=== Section Start ===

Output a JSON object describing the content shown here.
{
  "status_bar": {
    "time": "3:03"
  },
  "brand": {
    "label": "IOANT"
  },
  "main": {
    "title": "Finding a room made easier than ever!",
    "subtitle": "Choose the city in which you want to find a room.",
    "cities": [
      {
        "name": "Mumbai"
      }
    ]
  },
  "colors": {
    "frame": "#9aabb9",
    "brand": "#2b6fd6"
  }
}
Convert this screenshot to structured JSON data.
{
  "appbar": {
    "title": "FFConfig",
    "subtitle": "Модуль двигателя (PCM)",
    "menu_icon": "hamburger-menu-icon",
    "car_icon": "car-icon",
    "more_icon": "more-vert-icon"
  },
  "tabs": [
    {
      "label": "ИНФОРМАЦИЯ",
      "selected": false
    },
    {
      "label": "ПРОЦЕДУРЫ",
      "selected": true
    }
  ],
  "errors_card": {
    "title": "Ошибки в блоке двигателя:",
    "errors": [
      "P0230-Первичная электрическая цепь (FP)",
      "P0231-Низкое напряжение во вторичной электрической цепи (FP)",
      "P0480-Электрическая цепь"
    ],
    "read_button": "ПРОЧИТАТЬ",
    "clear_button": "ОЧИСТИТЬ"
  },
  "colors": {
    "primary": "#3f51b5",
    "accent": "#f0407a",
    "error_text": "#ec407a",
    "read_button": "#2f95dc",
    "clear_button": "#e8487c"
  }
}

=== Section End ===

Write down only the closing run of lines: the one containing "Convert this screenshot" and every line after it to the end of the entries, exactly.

▶ **Response box**
Convert this screenshot to structured JSON data.
{
  "appbar": {
    "title": "FFConfig",
    "subtitle": "Модуль двигателя (PCM)",
    "menu_icon": "hamburger-menu-icon",
    "car_icon": "car-icon",
    "more_icon": "more-vert-icon"
  },
  "tabs": [
    {
      "label": "ИНФОРМАЦИЯ",
      "selected": false
    },
    {
      "label": "ПРОЦЕДУРЫ",
      "selected": true
    }
  ],
  "errors_card": {
    "title": "Ошибки в блоке двигателя:",
    "errors": [
      "P0230-Первичная электрическая цепь (FP)",
      "P0231-Низкое напряжение во вторичной электрической цепи (FP)",
      "P0480-Электрическая цепь"
    ],
    "read_button": "ПРОЧИТАТЬ",
    "clear_button": "ОЧИСТИТЬ"
  },
  "colors": {
    "primary": "#3f51b5",
    "accent": "#f0407a",
    "error_text": "#ec407a",
    "read_button": "#2f95dc",
    "clear_button": "#e8487c"
  }
}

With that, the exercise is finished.